4. Virtualization Overhead
GitLab shared runners are virtual machines, which means that they have a layer of virtualization between the host machine and the container that executes the job. This additional layer may cause overhead, which could slow down work and extend wait times. Performance may also be restricted because the runner may not have direct access to all of the host machine's resources because it is running inside a virtual machine.
5. Business Model
As was already stated, the billing per minute model underlies GitLab's business strategy. Therefore, GitLab has no cash motivation to make investments to raise the efficiency of shared runners. Shared runners are designed to be used by all users, so there may be several users performing jobs on one runner at once, which can cause resource contention and slower performance.
Shared runners may experience stability, reliability, and maintenance issues in addition to the aforementioned restrictions. You do not have direct control over the infrastructure of the runner because it is provided by GitLab, which may result in unanticipated downtime or update problems. Furthermore, since shared runners are used by numerous users, there might be incompatibilities between the jobs of various users, which can have an even greater impact on performance and dependability.
CI/CD pipelines can be easily run using GitLab shared runners, but they have a number of drawbacks that can result in slower performance and longer wait times.

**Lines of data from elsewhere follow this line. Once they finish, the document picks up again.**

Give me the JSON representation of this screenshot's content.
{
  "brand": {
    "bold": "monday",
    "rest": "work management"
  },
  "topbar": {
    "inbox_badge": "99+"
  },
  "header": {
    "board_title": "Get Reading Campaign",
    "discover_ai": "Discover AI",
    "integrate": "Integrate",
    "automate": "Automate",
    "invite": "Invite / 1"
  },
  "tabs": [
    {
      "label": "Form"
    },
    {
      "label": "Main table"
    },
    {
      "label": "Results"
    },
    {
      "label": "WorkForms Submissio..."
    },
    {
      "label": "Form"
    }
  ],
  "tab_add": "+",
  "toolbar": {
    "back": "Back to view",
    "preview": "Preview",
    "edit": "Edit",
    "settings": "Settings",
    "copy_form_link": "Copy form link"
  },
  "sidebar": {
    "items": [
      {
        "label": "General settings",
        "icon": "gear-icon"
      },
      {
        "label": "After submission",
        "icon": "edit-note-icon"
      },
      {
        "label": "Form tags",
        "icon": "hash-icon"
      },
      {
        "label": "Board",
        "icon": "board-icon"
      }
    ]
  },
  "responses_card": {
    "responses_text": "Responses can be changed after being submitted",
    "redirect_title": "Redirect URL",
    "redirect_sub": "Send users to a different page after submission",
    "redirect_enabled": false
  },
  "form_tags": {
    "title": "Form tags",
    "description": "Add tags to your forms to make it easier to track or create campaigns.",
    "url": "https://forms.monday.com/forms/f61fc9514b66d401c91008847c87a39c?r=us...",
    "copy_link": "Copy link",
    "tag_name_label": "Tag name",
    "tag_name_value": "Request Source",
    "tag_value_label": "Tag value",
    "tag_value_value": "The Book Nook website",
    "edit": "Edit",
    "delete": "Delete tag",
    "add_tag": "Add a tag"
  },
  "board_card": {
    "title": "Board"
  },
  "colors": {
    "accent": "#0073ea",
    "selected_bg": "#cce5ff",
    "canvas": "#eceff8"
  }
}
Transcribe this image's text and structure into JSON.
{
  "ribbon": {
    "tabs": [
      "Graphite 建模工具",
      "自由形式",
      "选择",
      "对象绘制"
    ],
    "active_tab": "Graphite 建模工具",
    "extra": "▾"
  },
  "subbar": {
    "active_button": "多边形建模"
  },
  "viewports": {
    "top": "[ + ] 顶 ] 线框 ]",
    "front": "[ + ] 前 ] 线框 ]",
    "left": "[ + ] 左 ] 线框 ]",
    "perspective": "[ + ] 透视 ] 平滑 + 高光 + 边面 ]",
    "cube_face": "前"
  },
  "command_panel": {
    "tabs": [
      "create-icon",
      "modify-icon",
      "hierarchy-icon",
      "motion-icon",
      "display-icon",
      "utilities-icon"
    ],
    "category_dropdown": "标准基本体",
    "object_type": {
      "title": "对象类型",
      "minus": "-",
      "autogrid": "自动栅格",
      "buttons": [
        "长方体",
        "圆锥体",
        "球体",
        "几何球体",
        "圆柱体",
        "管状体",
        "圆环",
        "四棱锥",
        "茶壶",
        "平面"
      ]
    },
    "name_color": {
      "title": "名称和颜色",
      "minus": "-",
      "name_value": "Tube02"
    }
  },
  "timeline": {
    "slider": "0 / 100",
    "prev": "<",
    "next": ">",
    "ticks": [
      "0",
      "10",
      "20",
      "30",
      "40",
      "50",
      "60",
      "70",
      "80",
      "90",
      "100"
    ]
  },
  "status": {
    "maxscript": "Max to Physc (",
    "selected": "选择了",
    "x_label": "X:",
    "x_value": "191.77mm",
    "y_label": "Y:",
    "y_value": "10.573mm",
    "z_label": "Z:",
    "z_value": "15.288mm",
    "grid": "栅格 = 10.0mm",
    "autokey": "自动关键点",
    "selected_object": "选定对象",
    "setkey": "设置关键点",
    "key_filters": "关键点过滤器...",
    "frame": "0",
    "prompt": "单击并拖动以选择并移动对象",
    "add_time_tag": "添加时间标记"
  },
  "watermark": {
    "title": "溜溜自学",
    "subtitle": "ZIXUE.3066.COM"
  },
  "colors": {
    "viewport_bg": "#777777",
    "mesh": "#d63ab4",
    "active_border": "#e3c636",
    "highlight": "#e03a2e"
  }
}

In contrast, we, at Cloud-Runner, offers runners that are optimized for performance and can handle high workloads with ease. With dedicated resources, multithreading, and a high-speed network, Cloud-Runner can provide faster pipeline execution and shorter wait times. Performance can be further enhanced because there is no resource contention because each runner is dedicated to a single user.